Answer: 29cm²


Area of triangles

Rember that the area of a right angle triangle is half of the area of the rectangle it makes.  

So the formula is  Area = 1/2 length x height   or alternatively   Area = length x height                                                                                                                                                                                               2




Which of these triangles has an area of 4.5cm2?

Can you name all the types of triangles and explain their differences?



Answer to the Q above:  they all do!

This formula works with all types of triangles.  


If you know the area of a triangle and one of the measurements, you can use the formula to calculate the missing measurement.  Why not test yourself or teach a family member, by trying this challenge:


A triangle has a length of 12m and an area of 30m2.  What is the height of the triangle?


Remember that The Big 4 operations below are central to most areas of maths and need regular practice.


The BIG 4



Column addition works with any number, even decimals! Click on the sum to see a decimal addition worked through.

column addition 0 addition SC



Column subtraction also works with any number, so long as you have the biggest number on top. Click on the sum to see a decimal subtraction worked through.

column subtractionSubtraction SC


We have learned 2 main ways of dividing, starting with chunking. Click on the sum to see an example worked through.

ChunkingChunking SC

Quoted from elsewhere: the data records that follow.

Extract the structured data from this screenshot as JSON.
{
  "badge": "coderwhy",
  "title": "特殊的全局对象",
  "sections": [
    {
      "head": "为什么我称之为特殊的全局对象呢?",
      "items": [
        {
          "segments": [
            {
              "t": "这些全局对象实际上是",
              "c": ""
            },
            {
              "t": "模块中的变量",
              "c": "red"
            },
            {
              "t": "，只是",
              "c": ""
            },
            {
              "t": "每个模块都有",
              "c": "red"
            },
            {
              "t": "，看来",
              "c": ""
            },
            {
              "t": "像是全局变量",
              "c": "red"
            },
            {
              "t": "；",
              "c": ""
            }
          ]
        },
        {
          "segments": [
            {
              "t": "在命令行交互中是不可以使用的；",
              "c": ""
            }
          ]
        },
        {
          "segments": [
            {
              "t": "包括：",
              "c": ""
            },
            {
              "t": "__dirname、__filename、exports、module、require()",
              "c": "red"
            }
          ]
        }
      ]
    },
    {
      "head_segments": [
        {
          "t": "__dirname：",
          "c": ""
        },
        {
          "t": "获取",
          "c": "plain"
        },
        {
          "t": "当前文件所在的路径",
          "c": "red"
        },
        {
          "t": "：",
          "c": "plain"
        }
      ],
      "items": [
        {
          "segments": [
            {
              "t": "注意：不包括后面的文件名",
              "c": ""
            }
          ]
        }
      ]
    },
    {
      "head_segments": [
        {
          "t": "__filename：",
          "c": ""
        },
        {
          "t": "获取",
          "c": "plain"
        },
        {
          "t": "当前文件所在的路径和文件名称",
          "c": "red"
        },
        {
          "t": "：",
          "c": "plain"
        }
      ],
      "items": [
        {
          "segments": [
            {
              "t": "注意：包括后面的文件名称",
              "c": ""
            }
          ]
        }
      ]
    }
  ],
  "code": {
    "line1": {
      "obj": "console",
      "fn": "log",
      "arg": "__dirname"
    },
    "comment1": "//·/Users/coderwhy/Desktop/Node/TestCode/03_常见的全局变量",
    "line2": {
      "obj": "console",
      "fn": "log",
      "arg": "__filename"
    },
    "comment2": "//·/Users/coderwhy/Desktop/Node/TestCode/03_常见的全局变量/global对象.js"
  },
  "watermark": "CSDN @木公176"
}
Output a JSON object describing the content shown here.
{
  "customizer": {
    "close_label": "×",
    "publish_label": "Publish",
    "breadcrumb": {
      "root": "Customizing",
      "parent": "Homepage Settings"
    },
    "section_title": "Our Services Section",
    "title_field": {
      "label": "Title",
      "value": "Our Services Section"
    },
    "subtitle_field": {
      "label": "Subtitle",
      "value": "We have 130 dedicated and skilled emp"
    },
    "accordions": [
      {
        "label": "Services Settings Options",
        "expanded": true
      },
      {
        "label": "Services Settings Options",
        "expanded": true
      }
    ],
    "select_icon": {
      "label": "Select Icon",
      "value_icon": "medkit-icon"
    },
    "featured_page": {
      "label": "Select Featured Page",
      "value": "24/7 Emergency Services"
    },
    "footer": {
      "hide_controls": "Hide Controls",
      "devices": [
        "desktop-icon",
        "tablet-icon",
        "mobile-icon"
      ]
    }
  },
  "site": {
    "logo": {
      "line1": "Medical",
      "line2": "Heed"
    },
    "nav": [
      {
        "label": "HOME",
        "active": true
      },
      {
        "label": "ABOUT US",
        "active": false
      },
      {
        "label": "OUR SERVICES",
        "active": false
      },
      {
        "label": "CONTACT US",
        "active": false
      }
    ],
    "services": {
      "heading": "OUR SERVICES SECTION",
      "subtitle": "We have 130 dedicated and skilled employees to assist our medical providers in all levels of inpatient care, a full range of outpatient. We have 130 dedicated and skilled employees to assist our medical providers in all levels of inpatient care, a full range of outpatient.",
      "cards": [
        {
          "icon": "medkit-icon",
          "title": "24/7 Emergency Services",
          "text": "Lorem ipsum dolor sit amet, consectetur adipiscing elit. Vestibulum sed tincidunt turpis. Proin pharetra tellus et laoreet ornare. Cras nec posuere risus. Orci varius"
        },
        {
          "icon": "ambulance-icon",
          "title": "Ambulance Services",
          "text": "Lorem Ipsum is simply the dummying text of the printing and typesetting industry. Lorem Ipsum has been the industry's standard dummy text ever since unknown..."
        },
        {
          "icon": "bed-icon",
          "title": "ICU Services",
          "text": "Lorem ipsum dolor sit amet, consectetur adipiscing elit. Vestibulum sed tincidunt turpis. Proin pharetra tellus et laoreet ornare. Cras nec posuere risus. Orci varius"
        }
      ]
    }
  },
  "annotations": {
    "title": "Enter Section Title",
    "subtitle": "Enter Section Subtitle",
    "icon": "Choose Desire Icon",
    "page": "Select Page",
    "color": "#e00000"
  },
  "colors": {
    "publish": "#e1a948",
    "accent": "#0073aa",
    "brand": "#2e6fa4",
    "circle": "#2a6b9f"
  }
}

We know several ways of doing multipication but here is the grid method.. Click on the sum to see an example worked through.

mult grid Grid SC


Websites to help us improve our maths:


Practising your maths at home, even just 20 minutes every night, will help you become more confident with maths in school. Try these websites:


BBC Bitesize KS2 Maths

Timestables practice 




Maths is fun  woodlands



This week's maths problem: 


Think of a number… multiply it by three… add one… multiply this by three… add the number


you first thought of… add two… take away five… divide by ten… and the answer is… 




Lateral thinking


A 26cm x 26cm square metal plate needs to be fixed by a carpenter on to a wooden board. The carpenter uses nails all along the edges of the square such that there are 27 nails on each side of the square. Each nail is at the same distance from the neighboring nails. How many nails does the carpenter use?


It was Cheryl's first day at school. The teacher suggested that it would be a good idea for each child to meet every other child in the class. The teacher said, "When you meet, please shake hands and introduce yourself by name."

If there were 7 children in the class, how many total handshakes were there?


Last weeks answers:

If you were alone in a deserted house at night, and there was an oil lamp, a candle and firewood and you only have one match, which would you light first?

The match!

What is the next letter in this sequence J F M A M J ?

J. They are the first letters of the months of the year!

A five letter word becomes shorter when you add two letters to it. What is the word? 

Short (5 letters) er (2 letters) = shorter